The traffic weight t[i] is a geometric average of the normalized scanned (t_scanned[i]) and the egress (t_e[i]) traffic processed by the worker. It is calculated by aggregating the logs of the queries processed by the worker during the epoch, and for each processed query, the worker reports the response size (egress) and the number of scanned data chunks.

The max potential yield for the epoch is given by rAPR described above:

r_max = rAPR/365 * EPOCH_LENGTH

The actuall yield r[i] for the i-th worker is discounted:

r[i] = r_max * D_liveness * D_traffic(t_i, s_i) * D_tenure

D_traffic is a Cobb-Douglas type discount factor defined as

D_traffic(t_i, s_i) = min( (t_i/s_i)^alpha, 1 )

with the elasticity parameter alpha set to 0.1.

It has the following properties:

  • Always in the interval [0, 1]
  • Goes to zero as t_i goes to zero
  • Neutral (i.e., close to 1) when s_i ~ t_i, that is, the stake contribution is fair (proportional to the traffic contribution)
  • Excess traffic contributes only sub-linearly to the reward

D_liveness is a liveness factor calculated as the percentage of the time the worker is self-reported as online. A worker sends a ping message every 10 seconds, and if there are no pings within a minute, the worker is deemed offline for this period of time. The liveness factor is the percentage of the time (with minute-based granularity) the network is live. We suggest a piecewise linear function with the following properties:

  • It is 0 below a reasonably high threshold (set to 0.8)
  • Sharply increases to near 1 in the "intermediary" regime 0.8-0.9
  • The penalty around 1 is diminishing

image

Finally, D_tenure is a long-range liveness factor incentivizing consistent liveness across the epochs. The rationale is that

  • The probability of a worker failure decreases with the time the worker is live thus freshly spawned workers are rewarded less
  • The discount for freshly spawned workers discourages the churn among workers and incentivizes longer-term commitments

image

Distribution between the worker and delegators

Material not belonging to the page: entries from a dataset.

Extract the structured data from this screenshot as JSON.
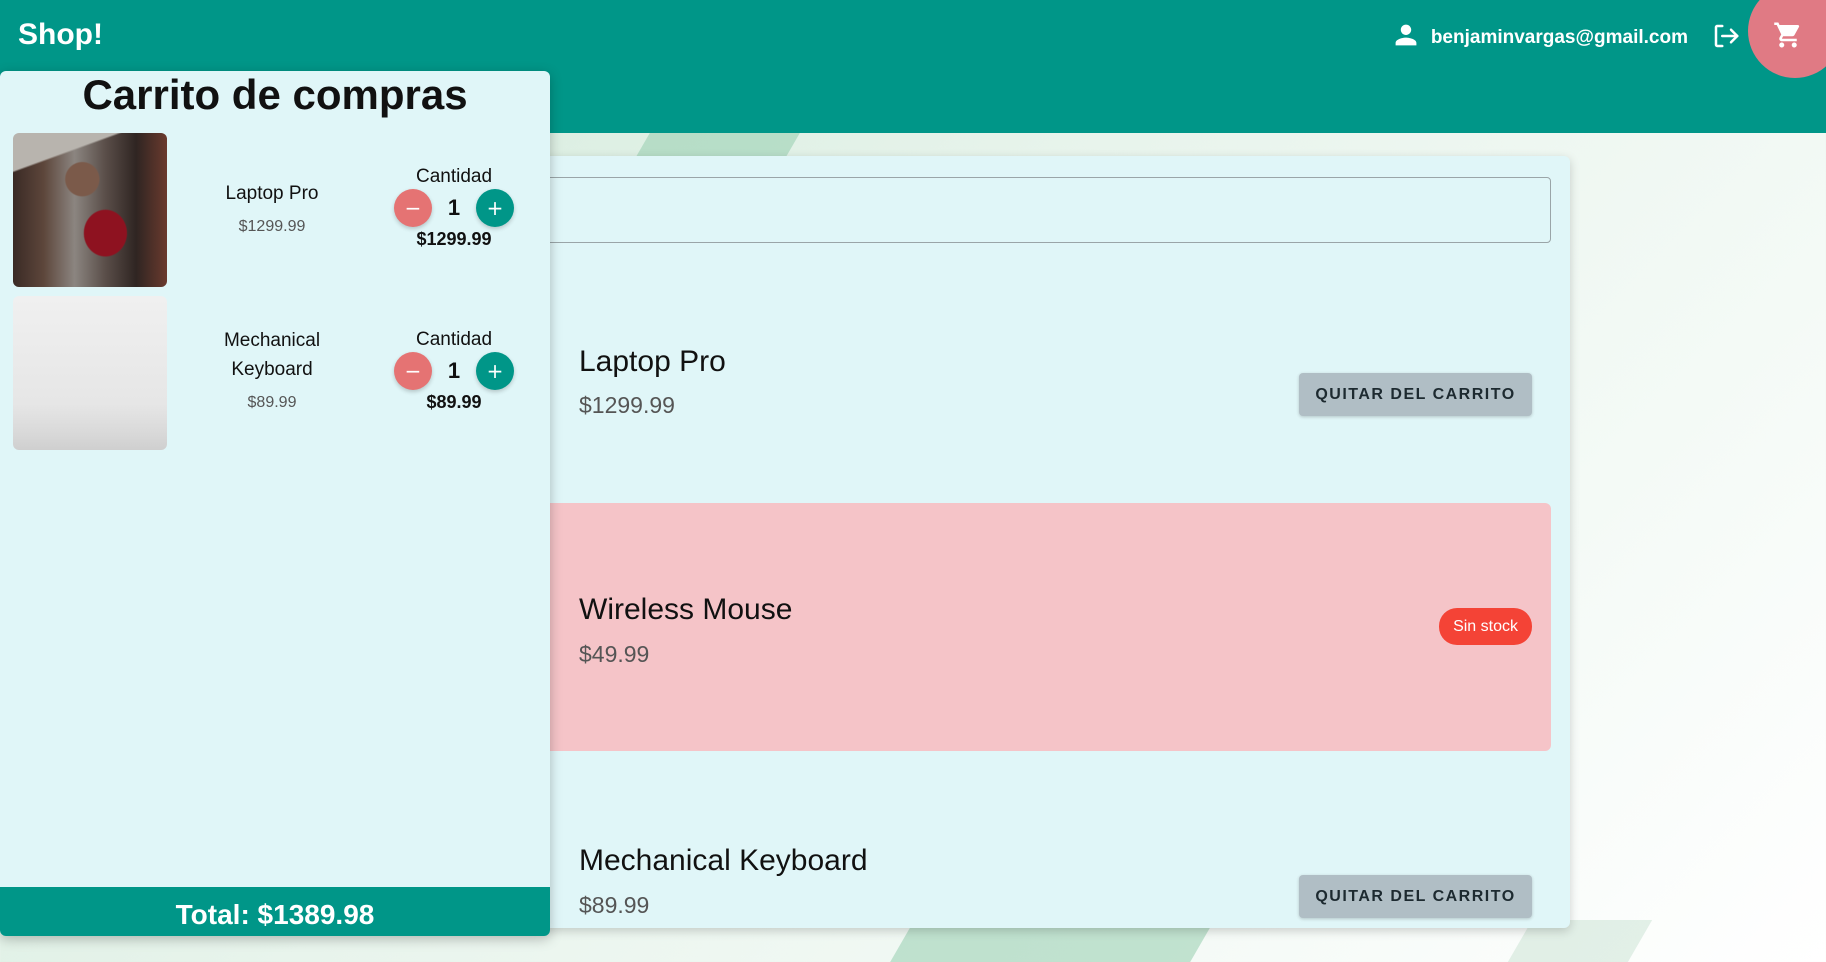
{
  "app": {
    "brand": "Shop!"
  },
  "header": {
    "user_email": "benjaminvargas@gmail.com",
    "icons": {
      "user": "user-icon",
      "logout": "logout-icon",
      "cart": "cart-icon"
    },
    "colors": {
      "appbar": "#009688",
      "cart_fab": "#e07a84"
    }
  },
  "search": {
    "value": "",
    "placeholder": ""
  },
  "products": [
    {
      "name": "Laptop Pro",
      "price": "$1299.99",
      "action_label": "QUITAR DEL CARRITO",
      "in_stock": true
    },
    {
      "name": "Wireless Mouse",
      "price": "$49.99",
      "status_label": "Sin stock",
      "in_stock": false
    },
    {
      "name": "Mechanical Keyboard",
      "price": "$89.99",
      "action_label": "QUITAR DEL CARRITO",
      "in_stock": true
    }
  ],
  "cart": {
    "title": "Carrito de compras",
    "items": [
      {
        "name": "Laptop Pro",
        "price": "$1299.99",
        "qty_label": "Cantidad",
        "qty": "1",
        "subtotal": "$1299.99",
        "minus": "−",
        "plus": "+"
      },
      {
        "name": "Mechanical Keyboard",
        "price": "$89.99",
        "qty_label": "Cantidad",
        "qty": "1",
        "subtotal": "$89.99",
        "minus": "−",
        "plus": "+"
      }
    ],
    "total": "Total: $1389.98"
  },
  "colors": {
    "primary": "#009688",
    "out_of_stock_bg": "#f5c4c8",
    "badge": "#f44336",
    "remove_btn": "#b0bec5",
    "panel_bg": "#e0f6f8"
  }
}
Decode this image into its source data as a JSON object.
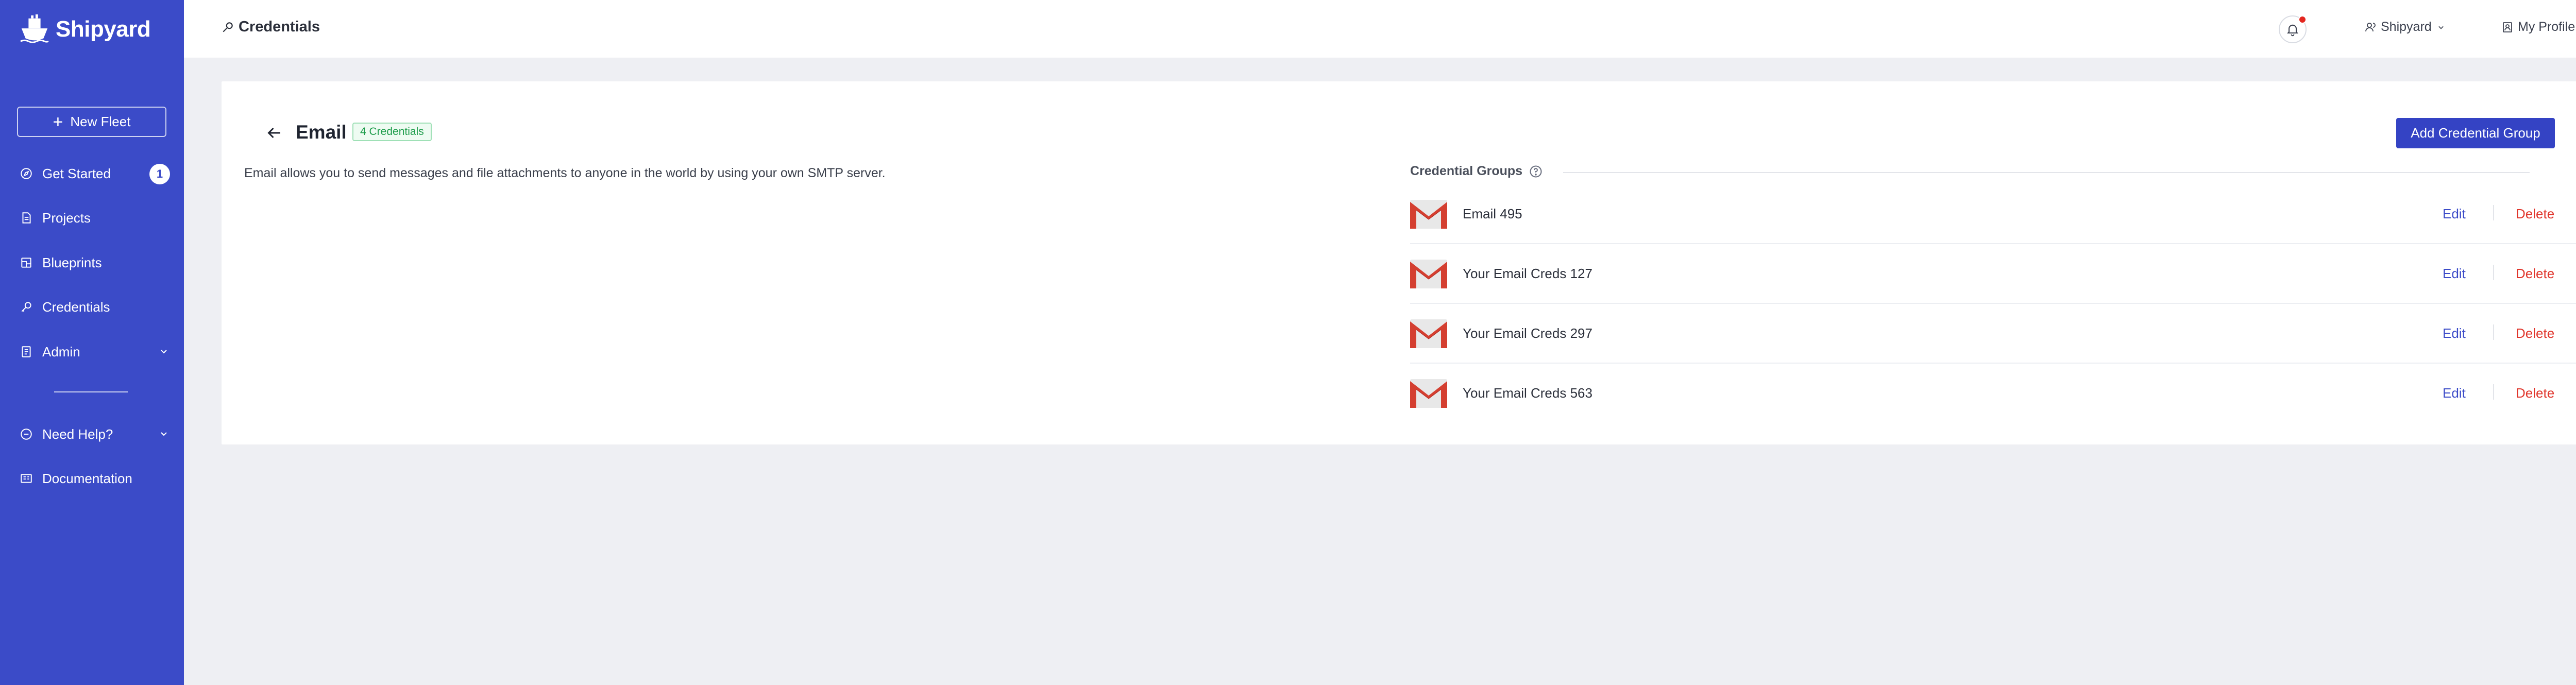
{
  "app": {
    "name": "Shipyard"
  },
  "sidebar": {
    "new_fleet_label": "New Fleet",
    "items": [
      {
        "label": "Get Started",
        "badge": "1",
        "icon": "compass-icon"
      },
      {
        "label": "Projects",
        "icon": "document-icon"
      },
      {
        "label": "Blueprints",
        "icon": "blueprint-icon"
      },
      {
        "label": "Credentials",
        "icon": "key-icon"
      },
      {
        "label": "Admin",
        "icon": "admin-icon"
      },
      {
        "label": "Need Help?",
        "icon": "help-icon"
      },
      {
        "label": "Documentation",
        "icon": "book-icon"
      }
    ]
  },
  "header": {
    "title": "Credentials",
    "org_label": "Shipyard",
    "profile_label": "My Profile"
  },
  "page": {
    "title": "Email",
    "badge": "4 Credentials",
    "add_button": "Add Credential Group",
    "description": "Email allows you to send messages and file attachments to anyone in the world by using your own SMTP server.",
    "groups_header": "Credential Groups",
    "groups": [
      {
        "name": "Email 495",
        "edit": "Edit",
        "delete": "Delete"
      },
      {
        "name": "Your Email Creds 127",
        "edit": "Edit",
        "delete": "Delete"
      },
      {
        "name": "Your Email Creds 297",
        "edit": "Edit",
        "delete": "Delete"
      },
      {
        "name": "Your Email Creds 563",
        "edit": "Edit",
        "delete": "Delete"
      }
    ]
  },
  "colors": {
    "sidebar": "#3b4bc8",
    "primary_button": "#3443c4",
    "delete": "#e0352b",
    "badge_green": "#1f9d4c",
    "notification": "#e3261f"
  }
}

The total claimable reward for the i-th worker and the stakers is calculated simply as r[i] * s[i]. Clearly, s[i] is the sum of the (fixed) bond b[i] and the (variable) delegated stake d[i]. Thus, the delegator rewards account for r[i] * d[i]. This extra reward part is split between the worker and the delegators:

  • The worker gets: r[i] * b[i] + 0.5 * r[i] * s[i]
  • The delegators get 0.5 * r[i] * s[i], effectively attining 0.5 * r[i] as the effectual reward rate.

The rationale for this split is:

  • Make the worker accountable for r[i]
  • Incentivize the worker to attract stakers (the additional reward part)
  • Incentivize the stakers to stake for a worker with high liveness (and, in general, high r[i])

At an equilibrium, the stakers will get a 10% annual yield, while workers get anything between 20-30% depending on the staked funds. Note that the maximal stake is limited by the bond size.

References

[1] SuperDAO Growth Trends report

[2] Based on the estimate that read-only RPC queries constitute roughly 90% of the RPC provider traffic